## TASK PROMPT
The response should be a faithful copy of every record, with nothing left out.

= = =

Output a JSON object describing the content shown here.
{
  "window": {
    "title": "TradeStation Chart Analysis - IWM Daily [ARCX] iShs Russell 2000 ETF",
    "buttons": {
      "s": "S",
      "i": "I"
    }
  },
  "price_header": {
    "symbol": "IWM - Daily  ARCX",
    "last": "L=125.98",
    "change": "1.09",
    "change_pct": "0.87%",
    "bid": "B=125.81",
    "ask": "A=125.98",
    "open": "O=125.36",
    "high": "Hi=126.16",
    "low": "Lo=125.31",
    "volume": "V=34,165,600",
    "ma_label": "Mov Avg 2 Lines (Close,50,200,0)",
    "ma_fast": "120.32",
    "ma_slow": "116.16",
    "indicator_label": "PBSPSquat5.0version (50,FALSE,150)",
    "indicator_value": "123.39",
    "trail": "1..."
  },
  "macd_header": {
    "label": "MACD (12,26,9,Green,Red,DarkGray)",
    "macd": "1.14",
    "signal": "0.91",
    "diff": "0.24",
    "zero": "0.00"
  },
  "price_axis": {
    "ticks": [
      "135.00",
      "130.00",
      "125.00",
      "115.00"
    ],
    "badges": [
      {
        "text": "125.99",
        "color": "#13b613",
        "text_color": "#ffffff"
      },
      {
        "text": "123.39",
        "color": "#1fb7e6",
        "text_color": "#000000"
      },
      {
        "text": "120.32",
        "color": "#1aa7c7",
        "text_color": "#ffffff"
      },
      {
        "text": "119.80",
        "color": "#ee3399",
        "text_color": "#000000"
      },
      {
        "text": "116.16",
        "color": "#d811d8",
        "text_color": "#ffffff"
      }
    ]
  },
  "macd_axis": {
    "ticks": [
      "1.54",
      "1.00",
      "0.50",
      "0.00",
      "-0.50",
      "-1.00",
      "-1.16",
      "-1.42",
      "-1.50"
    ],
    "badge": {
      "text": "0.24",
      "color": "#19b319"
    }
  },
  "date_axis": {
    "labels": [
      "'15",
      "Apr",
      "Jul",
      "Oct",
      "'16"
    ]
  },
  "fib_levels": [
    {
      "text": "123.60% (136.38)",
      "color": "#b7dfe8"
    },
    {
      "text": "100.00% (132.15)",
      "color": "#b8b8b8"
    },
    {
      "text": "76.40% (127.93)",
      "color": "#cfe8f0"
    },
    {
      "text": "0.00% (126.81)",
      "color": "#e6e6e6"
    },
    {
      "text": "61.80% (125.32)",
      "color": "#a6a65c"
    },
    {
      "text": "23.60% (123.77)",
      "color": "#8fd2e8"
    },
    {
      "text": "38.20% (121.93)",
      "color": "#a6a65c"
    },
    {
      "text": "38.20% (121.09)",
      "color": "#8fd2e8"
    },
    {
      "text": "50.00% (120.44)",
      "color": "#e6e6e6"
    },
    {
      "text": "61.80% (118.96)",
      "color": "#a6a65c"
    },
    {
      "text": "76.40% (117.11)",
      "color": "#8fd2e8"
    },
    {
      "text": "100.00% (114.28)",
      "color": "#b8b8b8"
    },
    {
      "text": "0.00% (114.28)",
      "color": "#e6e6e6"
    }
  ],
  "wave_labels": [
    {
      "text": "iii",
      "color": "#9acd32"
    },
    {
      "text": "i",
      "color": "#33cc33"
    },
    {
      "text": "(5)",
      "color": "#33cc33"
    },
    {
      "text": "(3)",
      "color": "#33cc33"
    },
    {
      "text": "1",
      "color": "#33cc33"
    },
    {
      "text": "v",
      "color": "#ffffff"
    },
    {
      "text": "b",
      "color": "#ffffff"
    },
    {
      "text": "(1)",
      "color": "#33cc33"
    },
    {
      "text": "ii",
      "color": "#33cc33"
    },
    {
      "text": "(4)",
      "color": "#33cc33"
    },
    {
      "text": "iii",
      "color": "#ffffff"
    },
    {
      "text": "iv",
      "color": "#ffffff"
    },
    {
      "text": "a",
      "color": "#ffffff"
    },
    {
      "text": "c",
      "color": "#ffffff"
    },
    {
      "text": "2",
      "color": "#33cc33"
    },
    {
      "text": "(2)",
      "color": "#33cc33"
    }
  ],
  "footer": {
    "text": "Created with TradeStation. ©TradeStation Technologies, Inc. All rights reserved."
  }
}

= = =

## SOLUTION FOR THIS TASK
Output a JSON object describing the content shown here.
{
  "window": {
    "title": "TradeStation Chart Analysis - IWM Daily [ARCX] iShs Russell 2000 ETF",
    "buttons": {
      "s": "S",
      "i": "I"
    }
  },
  "price_header": {
    "symbol": "IWM - Daily  ARCX",
    "last": "L=125.98",
    "change": "1.09",
    "change_pct": "0.87%",
    "bid": "B=125.81",
    "ask": "A=125.98",
    "open": "O=125.36",
    "high": "Hi=126.16",
    "low": "Lo=125.31",
    "volume": "V=34,165,600",
    "ma_label": "Mov Avg 2 Lines (Close,50,200,0)",
    "ma_fast": "120.32",
    "ma_slow": "116.16",
    "indicator_label": "PBSPSquat5.0version (50,FALSE,150)",
    "indicator_value": "123.39",
    "trail": "1..."
  },
  "macd_header": {
    "label": "MACD (12,26,9,Green,Red,DarkGray)",
    "macd": "1.14",
    "signal": "0.91",
    "diff": "0.24",
    "zero": "0.00"
  },
  "price_axis": {
    "ticks": [
      "135.00",
      "130.00",
      "125.00",
      "115.00"
    ],
    "badges": [
      {
        "text": "125.99",
        "color": "#13b613",
        "text_color": "#ffffff"
      },
      {
        "text": "123.39",
        "color": "#1fb7e6",
        "text_color": "#000000"
      },
      {
        "text": "120.32",
        "color": "#1aa7c7",
        "text_color": "#ffffff"
      },
      {
        "text": "119.80",
        "color": "#ee3399",
        "text_color": "#000000"
      },
      {
        "text": "116.16",
        "color": "#d811d8",
        "text_color": "#ffffff"
      }
    ]
  },
  "macd_axis": {
    "ticks": [
      "1.54",
      "1.00",
      "0.50",
      "0.00",
      "-0.50",
      "-1.00",
      "-1.16",
      "-1.42",
      "-1.50"
    ],
    "badge": {
      "text": "0.24",
      "color": "#19b319"
    }
  },
  "date_axis": {
    "labels": [
      "'15",
      "Apr",
      "Jul",
      "Oct",
      "'16"
    ]
  },
  "fib_levels": [
    {
      "text": "123.60% (136.38)",
      "color": "#b7dfe8"
    },
    {
      "text": "100.00% (132.15)",
      "color": "#b8b8b8"
    },
    {
      "text": "76.40% (127.93)",
      "color": "#cfe8f0"
    },
    {
      "text": "0.00% (126.81)",
      "color": "#e6e6e6"
    },
    {
      "text": "61.80% (125.32)",
      "color": "#a6a65c"
    },
    {
      "text": "23.60% (123.77)",
      "color": "#8fd2e8"
    },
    {
      "text": "38.20% (121.93)",
      "color": "#a6a65c"
    },
    {
      "text": "38.20% (121.09)",
      "color": "#8fd2e8"
    },
    {
      "text": "50.00% (120.44)",
      "color": "#e6e6e6"
    },
    {
      "text": "61.80% (118.96)",
      "color": "#a6a65c"
    },
    {
      "text": "76.40% (117.11)",
      "color": "#8fd2e8"
    },
    {
      "text": "100.00% (114.28)",
      "color": "#b8b8b8"
    },
    {
      "text": "0.00% (114.28)",
      "color": "#e6e6e6"
    }
  ],
  "wave_labels": [
    {
      "text": "iii",
      "color": "#9acd32"
    },
    {
      "text": "i",
      "color": "#33cc33"
    },
    {
      "text": "(5)",
      "color": "#33cc33"
    },
    {
      "text": "(3)",
      "color": "#33cc33"
    },
    {
      "text": "1",
      "color": "#33cc33"
    },
    {
      "text": "v",
      "color": "#ffffff"
    },
    {
      "text": "b",
      "color": "#ffffff"
    },
    {
      "text": "(1)",
      "color": "#33cc33"
    },
    {
      "text": "ii",
      "color": "#33cc33"
    },
    {
      "text": "(4)",
      "color": "#33cc33"
    },
    {
      "text": "iii",
      "color": "#ffffff"
    },
    {
      "text": "iv",
      "color": "#ffffff"
    },
    {
      "text": "a",
      "color": "#ffffff"
    },
    {
      "text": "c",
      "color": "#ffffff"
    },
    {
      "text": "2",
      "color": "#33cc33"
    },
    {
      "text": "(2)",
      "color": "#33cc33"
    }
  ],
  "footer": {
    "text": "Created with TradeStation. ©TradeStation Technologies, Inc. All rights reserved."
  }
}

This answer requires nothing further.